Paul Newman: His Greatest Films
CAT ON A HOT TIN ROOF
Playing Brick, a deeply unhappy man who'd rather drink than have sex with
his wife (Elizabeth Taylor), Newman picked up his first Oscar nomination for
the 1958 adaptation of a Tennessee Williams play.
THE LONG HOT SUMMER
Although they weren't wed to each other at the time they shot The
Long Hot Summer (1958), this southern-soaked drama would be the first of
more than a half-dozen films the actor and soon-to-be wife Joanne Woodward
would costar in together over five decades.
Newman scored both a box office and critical hit in 1961 playing a pool
hustler who challenges champ Minnesota Fats (Jackie Gleason) to a big
money game. The black-and-white drama earned him a second Oscar nomination
for Best Actor.
Newman was downright bad – as in amoral – when he portrayed the
sexy louse of a title character in the 1963 contemporary western. But that
doesn't mean he wasn't good – the brash role nabbed him his third Best
Joining the gumshoe game in 1966, the actor was the coolest of private
detectives as Lew Harper, a role he'd reprise nine years later in The Drowning Pool.
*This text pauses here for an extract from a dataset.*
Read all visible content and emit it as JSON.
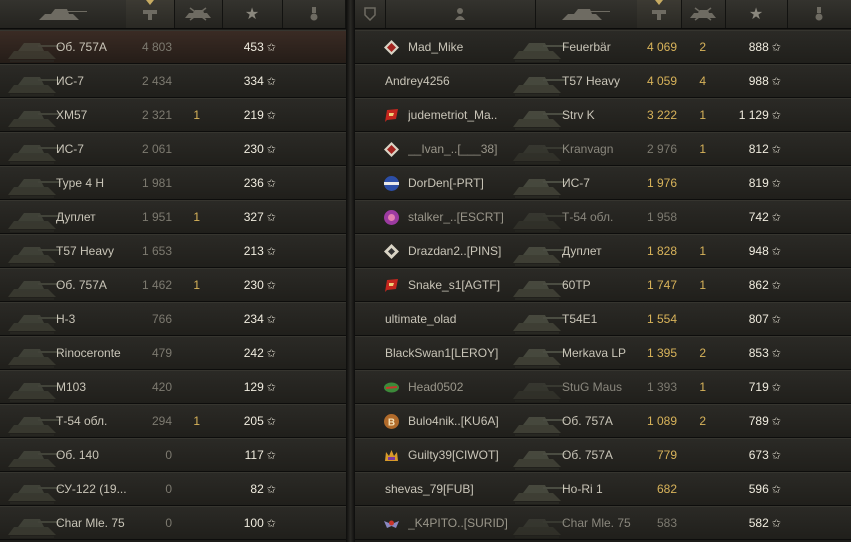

COOL HAND LUKE
Tapping into the rebellious '60s zeitgeist, Newman scored a huge hit playing
a prison inmate who refused to buckle to authority in Cool Hand
Luke. Possibly helped by the fact that his baby blue eyes were perfectly
complemented by his character's blue prison togs, the role earned Newman yet
another Academy Award nomination for Best Actor in 1967.
BUTCH CASSIDY AND THE SUNDANCE KID
"I got vision and the rest of the world wears bifocals," Newman (with
Katharine Ross) famously said in his partners-in-crime classic costarring
fellow hunk Robert Redford. The 1969 comedic western, about a pair of
real-life outlaws, was a box-office blockbuster that made a legend out of
the actor and turned the younger Redford into a bankable star.
Newman put his need for speed – off-screen, he was a skilled
race-car-driving enthusiast and had the trophies to prove it – into
Winning (1969), getting behind the wheel to play an ambitious pro
driver aiming to make it to the Indianapolis 500.
Cavorting about as a couple of con men during the Great Depression, Newman
reteamed with Redford in The Sting (1973) and, again, the pairing
proved box-office magic. And who can forget that ragtime score?
THE TOWERING INFERNO
In one of the sillier movies he ever made, Newman played an architect who
helps rescue people when a fancy new skyscraper he has designed goes up in
flames. At the time (1974), big-budget disaster movies were inexplicably in
vogue. (Trivia note: O.J. Simpson plays a security guard in the movie.)
The actor gave one of his sharpest performances as the carousing
player-coach of a minor league hockey team stuck in a backwater town in
Slap Shot (1977), a classic sports movie that is now sparking
talk of a remake in Hollywood.
THE COLOR OF MONEY
After six acting nominations and an honorary Oscar, Newman finally took home
the golden statue when he reprised his role as Hustler pool
sharpie Eddie Felson in The Color of Money (1986), this time
showing a talented newcomer (Tom Cruise) his way around the felt.
As an elderly ne'er-do-well stuck in a small Maine town, Newman again played
a character created by one his favorite novelists, Richard Russo, in the
2005 HBO movie Empire Falls. It was his second pairing with the
Pulitzer Prize winner's work: He had earlier starred in the adaptation of
Nobody's Fool (1994), which earned him yet another Oscar nod.
First he returned to Broadway and his theater roots to play the folksy
Narrator, the Stage Manager, in a revival of Thornton Wilder's Our
Town; then Newman gave an encore performance in a filmed version, which
first aired on PBS in 2003.
ROAD TO PERDITION
For his chilling turn as an aging Mob boss in Road to Perdition (2002), costarring Tom Hanks, Newman snagged his last Oscar nomination
– his tenth (nine for acting, and one for directing 1968's Rachel, Rachel) – this time for Best Supporting Actor. The role also
would prove to be one of his last on the big screen.